August 23 2017, 11:13 | Guillermo Bowen
Boy trips over 1 million-year-old fossil, making rare discovery
When Sparks fell to the ground, he came face to face with a unusual looking jaw bone and tusk. "I looked farther up, and there was another tusk", said Jude who was out with his family testing his new walkie-talkie set.
He first thought it was a cow skull, but when his parents saw the fossil, they suspected it was something more special.
Houde then secured funding, found volunteers and coordinated the digging.
Stegomastodons looked a lot like elephants and had extremely long tusks-up to more than 11 feet.
Houde was able to reveal to the family that the bones were in fact the one-tonne head of a stegomastodon, who walked on earth almost 1.2 million years ago. The youngest fossils found so far have been dated back to around 29,000 years ago.
Mammoth fossils are relatively common across the western portion of North America, but only a couple hundred Stegomastadons have been found throughout the world.
Some have described Jude's find as a dinosaur discovery, but it's not. Usually, paleontologists only get their hands on fragments of Stegomastodon fossils.
Peter Houde, of New Mexico State University, stands with the tusk from a Stegomastodon.

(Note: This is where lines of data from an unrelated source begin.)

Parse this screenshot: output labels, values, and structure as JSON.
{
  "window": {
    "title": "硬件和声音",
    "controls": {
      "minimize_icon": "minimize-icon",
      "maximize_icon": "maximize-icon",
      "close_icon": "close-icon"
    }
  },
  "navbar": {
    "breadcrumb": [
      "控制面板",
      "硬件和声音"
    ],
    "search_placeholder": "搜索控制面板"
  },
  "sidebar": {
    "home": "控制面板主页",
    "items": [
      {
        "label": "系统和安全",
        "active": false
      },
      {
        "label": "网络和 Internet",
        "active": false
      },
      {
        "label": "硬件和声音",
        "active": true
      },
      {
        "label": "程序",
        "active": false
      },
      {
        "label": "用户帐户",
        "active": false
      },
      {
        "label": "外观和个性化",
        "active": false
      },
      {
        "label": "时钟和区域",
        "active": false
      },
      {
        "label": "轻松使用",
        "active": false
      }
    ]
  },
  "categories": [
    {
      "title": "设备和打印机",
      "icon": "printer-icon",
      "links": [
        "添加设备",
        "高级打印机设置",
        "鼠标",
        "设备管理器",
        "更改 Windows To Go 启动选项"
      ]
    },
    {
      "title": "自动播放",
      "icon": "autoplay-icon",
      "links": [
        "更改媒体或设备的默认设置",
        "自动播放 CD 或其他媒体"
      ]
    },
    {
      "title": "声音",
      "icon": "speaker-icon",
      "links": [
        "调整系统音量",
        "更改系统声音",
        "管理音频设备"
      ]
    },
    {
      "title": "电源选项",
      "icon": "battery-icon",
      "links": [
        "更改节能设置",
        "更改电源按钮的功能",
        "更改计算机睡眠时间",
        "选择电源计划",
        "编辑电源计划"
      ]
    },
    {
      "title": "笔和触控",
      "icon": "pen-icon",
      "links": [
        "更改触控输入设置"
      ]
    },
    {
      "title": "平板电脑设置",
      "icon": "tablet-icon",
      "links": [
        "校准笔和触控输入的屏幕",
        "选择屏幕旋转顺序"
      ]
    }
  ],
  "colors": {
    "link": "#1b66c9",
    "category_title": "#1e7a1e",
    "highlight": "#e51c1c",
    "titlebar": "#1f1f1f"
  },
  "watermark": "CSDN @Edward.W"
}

Jude Sparks was hiking the rugged New Mexico desert some five miles east of Las Cruces by the majestic Organ Mountains in November with his parents Kyle and Michelle and brothers, Hunter, 8, and Rhett, 5.
Houde obtained permission from the land owner to dig up the fossil, along with a team of student volunteers and the Sparks family.
Jude, now 10, told KVIA News that most of his friends still don't believe that he found a fossil more than a million years old.
He estimated the jaw to weigh around 120 pounds, and the entire skull as little as one ton.
"The upper part of the skull is deceiving", Houde said.
The discovery was rare because both the animal's mandible and a tusk were exposed to the surface, Houde said in a paper published on his website about Jude's discovery. "You can imagine an extremely large skull would be very heavy for the animal if it didn't have air inside it to lighten it up, just like our own sinuses".
During the weeklong extraction process, 10 to 12 people helped at different times with the excavation.
Houde and his team will continue studying and reconstructing the stegomastodon skull, and they expect to display it at NMSU's Vertebrate Museum in the future.